  8. Now we want to implement the proper behavior for the '[' and ']' characters in drawShapes. The left bracket should store the current turtle state (heading and position) and the right bracket should restore it. To do this, create a variable memory (or a name of your choice) at the beginning of your drawShapes function. Initialize it to an empty list.

    Each time we see the left bracket character we want to append the turtle heading and turtle position on the end of the list. The append() method takes an argument and appends it on the end of the list. So the behavior for the left bracket '[' should be two calls to append.

    Each time we see the right bracket character we want to remove the last two elements from the list and use them to reset the position and heading. The pop() method removes the last element from a list and returns it. So the behavior for the right bracket should be:

    1. Raise the turtle pen up
    2. Send the turtle to the location returned by the pop() method
    3. Orient the turtle to the heading returned by the pop() method
    4. Put the turtle pen down
  9. Try out systemB, which should look like

  10. Modify systemB or work with a different L-system (ABOP has many). Hand in an image of a tree/bush/plant as scene5B.png.
  11. In drawShapes, add a case for the character 'L' that draws a very simple leaf (start with a short green line). Don't forget to set the color back to black after drawing the line, and make sure you put the turtle back where it started before you drew the leaf. Add a single L character to the replacement rule in systemB. See what happens. Hand in an image of a tree/bush/plant with leaves as scene5C.png.


Below are some suggested extensions.

  1. Add some randomness to the system (angles and/or distances) using a Gaussian distribution.
  2. Create new L-systems that make interesting pictures.
  3. Add colors or add your shapes to the L-system rules.
  4. Pick anything from ABOP to augment the L-systems and run with it.
  5. Have the program run in a loop and let the user dyanmically enter strings for the base string, symbol, and replacement rule.


Create a web page for your writeup. Your writeup should include the following.

Handing in

When your writeup is ready for viewing and linked to your index page, send me an email.

To hand in your python code, place it on the Academics fileserver in the private folder. Do not post it on the web. You may include snippets from your code in your writeup to demonstrate how certain aspects of the function work, but please do not include the whole thing.

To place the code on the fileserver, go to the server fileserver1 and select the Academics volume. Within that there ought to be a CS151 folder, and within that there should be a folder with your username, and within that ought to be a folder labeled private.

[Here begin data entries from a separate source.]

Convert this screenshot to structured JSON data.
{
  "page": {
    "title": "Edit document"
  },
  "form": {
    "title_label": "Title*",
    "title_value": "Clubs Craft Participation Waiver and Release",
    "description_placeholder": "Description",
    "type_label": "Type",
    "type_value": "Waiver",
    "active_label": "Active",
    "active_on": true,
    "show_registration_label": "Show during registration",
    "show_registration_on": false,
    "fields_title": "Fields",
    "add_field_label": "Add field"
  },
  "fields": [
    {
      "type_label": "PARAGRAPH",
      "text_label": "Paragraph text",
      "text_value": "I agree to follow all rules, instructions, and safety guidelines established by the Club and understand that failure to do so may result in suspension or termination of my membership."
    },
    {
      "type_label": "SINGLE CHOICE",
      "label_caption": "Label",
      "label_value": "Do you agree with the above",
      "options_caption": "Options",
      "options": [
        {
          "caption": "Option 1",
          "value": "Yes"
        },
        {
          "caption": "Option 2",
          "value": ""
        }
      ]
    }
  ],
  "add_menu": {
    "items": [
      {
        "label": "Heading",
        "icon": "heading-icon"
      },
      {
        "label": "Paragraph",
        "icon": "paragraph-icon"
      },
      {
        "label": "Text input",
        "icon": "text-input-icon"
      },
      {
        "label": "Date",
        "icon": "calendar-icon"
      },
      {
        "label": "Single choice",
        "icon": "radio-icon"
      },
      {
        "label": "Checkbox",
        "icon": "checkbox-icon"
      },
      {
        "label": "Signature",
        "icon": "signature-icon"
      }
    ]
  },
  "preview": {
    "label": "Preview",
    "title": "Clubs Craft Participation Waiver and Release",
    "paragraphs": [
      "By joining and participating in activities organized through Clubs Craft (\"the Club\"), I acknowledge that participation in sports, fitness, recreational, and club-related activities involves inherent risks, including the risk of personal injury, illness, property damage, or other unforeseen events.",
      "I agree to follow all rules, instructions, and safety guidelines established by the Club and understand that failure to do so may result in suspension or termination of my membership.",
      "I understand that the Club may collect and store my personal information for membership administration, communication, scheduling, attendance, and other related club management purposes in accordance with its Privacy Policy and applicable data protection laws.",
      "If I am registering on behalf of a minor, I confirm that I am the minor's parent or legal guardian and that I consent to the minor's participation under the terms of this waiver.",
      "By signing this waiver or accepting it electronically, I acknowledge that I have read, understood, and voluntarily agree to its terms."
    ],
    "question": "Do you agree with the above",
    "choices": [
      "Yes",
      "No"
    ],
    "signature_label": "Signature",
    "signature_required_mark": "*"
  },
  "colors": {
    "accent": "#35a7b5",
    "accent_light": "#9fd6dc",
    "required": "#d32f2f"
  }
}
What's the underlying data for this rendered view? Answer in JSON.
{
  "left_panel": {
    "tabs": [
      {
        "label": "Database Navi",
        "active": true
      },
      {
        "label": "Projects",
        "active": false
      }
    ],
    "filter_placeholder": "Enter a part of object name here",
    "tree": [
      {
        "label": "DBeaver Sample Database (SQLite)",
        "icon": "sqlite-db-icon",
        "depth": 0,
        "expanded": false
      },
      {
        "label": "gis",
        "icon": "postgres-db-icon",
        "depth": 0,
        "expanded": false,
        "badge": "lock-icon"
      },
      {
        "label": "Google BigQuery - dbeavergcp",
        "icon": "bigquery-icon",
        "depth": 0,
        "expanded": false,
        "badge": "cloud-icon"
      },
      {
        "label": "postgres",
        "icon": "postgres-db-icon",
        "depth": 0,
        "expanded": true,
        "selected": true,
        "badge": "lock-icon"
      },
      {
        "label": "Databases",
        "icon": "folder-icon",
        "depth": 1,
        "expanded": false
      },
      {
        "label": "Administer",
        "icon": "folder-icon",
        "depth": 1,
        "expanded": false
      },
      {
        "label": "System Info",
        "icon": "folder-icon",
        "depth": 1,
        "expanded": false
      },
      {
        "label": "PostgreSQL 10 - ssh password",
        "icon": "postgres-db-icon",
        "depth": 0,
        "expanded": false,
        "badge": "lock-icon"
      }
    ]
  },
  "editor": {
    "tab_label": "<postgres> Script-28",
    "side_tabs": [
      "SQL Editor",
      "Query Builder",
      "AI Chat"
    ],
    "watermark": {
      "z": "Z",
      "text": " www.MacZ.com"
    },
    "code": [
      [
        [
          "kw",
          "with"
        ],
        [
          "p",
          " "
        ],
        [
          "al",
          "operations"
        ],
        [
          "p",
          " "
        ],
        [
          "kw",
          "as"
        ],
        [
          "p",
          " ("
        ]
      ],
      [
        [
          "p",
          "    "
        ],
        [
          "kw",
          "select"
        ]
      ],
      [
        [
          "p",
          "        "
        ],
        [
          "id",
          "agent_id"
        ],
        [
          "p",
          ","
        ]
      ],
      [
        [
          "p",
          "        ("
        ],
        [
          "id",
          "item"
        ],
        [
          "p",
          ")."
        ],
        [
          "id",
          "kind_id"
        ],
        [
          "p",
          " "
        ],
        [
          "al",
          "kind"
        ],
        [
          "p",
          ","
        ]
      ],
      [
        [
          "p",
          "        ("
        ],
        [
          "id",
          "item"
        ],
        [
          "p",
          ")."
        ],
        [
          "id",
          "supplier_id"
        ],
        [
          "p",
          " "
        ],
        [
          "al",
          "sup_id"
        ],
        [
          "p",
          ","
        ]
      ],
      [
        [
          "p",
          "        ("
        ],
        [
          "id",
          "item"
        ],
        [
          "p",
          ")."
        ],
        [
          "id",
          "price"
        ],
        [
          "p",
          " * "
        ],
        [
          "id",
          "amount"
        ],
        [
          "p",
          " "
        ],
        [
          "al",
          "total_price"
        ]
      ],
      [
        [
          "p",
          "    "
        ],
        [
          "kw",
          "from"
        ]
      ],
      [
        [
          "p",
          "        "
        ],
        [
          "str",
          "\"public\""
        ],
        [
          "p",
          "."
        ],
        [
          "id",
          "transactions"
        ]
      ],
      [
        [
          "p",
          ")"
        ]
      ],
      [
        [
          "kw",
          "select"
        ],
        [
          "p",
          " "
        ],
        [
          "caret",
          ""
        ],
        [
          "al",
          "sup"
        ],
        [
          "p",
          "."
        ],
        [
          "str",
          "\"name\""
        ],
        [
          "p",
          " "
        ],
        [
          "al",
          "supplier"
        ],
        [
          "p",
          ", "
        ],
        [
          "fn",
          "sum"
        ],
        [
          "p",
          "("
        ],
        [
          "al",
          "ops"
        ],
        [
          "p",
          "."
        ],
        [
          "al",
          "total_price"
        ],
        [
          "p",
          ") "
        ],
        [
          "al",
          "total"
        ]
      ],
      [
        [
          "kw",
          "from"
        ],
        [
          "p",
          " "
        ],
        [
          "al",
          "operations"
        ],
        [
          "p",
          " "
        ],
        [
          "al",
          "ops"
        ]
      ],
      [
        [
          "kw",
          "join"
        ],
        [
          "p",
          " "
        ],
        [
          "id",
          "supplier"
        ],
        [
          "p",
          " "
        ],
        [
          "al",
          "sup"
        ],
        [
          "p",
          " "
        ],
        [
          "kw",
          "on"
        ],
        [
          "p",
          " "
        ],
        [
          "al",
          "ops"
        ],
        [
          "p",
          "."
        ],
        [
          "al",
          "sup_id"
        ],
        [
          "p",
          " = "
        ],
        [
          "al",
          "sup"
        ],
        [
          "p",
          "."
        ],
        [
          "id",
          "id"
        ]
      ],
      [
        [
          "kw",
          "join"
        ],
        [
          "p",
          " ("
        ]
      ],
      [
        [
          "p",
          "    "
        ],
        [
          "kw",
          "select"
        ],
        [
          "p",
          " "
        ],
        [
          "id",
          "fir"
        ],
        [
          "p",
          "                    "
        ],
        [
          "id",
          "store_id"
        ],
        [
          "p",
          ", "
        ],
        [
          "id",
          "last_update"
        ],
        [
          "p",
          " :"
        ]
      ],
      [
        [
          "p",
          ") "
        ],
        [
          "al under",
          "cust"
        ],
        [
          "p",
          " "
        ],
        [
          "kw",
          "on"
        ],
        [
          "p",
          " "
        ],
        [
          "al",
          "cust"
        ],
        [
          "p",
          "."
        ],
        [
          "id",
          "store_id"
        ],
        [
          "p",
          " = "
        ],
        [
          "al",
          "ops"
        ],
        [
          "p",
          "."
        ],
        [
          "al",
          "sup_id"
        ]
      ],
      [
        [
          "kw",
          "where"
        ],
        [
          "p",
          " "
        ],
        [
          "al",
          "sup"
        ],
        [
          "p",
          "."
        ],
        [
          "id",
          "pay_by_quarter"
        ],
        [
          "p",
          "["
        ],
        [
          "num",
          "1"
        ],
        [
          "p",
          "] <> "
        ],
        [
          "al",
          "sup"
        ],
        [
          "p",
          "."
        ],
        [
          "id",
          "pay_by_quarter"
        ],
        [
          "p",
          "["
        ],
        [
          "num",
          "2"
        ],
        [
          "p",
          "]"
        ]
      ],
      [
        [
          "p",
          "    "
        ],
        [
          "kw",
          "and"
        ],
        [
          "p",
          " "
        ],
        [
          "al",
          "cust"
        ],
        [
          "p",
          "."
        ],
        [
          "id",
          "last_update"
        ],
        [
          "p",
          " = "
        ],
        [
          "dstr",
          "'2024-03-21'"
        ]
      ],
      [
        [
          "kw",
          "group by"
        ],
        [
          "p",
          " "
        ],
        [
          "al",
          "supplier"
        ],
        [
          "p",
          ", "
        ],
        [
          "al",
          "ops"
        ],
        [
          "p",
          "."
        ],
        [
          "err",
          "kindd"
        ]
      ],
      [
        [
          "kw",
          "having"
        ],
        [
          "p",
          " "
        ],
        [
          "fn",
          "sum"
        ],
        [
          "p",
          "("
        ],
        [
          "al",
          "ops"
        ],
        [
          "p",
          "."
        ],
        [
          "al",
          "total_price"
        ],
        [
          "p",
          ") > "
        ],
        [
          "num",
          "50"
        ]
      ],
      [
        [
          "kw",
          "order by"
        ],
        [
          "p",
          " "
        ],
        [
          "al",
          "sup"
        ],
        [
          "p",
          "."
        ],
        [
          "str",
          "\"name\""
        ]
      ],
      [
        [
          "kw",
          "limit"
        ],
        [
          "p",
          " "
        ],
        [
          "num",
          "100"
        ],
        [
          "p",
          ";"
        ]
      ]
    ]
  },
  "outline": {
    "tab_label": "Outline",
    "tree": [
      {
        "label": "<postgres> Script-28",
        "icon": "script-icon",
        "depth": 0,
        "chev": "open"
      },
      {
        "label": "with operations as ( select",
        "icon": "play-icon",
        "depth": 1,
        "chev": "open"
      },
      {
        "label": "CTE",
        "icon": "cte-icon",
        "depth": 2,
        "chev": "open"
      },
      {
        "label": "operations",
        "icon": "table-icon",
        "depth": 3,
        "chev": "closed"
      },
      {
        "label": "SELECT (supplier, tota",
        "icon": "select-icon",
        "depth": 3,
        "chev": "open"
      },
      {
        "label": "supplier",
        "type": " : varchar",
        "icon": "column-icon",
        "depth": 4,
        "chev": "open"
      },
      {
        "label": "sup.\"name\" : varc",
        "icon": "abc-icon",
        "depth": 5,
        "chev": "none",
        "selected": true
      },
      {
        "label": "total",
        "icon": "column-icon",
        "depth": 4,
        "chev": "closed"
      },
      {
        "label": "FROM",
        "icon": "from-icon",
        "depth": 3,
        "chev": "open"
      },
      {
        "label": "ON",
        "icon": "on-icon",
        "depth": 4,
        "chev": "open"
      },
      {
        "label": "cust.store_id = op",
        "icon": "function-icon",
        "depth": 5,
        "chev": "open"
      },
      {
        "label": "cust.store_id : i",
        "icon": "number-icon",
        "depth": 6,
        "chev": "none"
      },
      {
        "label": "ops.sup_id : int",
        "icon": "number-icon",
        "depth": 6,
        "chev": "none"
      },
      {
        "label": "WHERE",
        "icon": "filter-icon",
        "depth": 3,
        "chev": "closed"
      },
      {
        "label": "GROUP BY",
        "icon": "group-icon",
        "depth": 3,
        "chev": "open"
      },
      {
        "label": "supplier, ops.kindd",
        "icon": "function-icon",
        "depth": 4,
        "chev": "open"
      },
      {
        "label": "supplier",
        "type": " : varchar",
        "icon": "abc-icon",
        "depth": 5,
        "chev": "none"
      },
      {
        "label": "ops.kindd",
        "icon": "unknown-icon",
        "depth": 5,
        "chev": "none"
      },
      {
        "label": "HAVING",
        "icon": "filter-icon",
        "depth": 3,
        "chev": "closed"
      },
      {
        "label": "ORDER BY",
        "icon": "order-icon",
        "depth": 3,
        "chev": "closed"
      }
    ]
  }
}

You can read and write files to the private directory and I can read them, but no one else can access them. Put your python files in that directory to hand them in. Please organize your files into folders by project.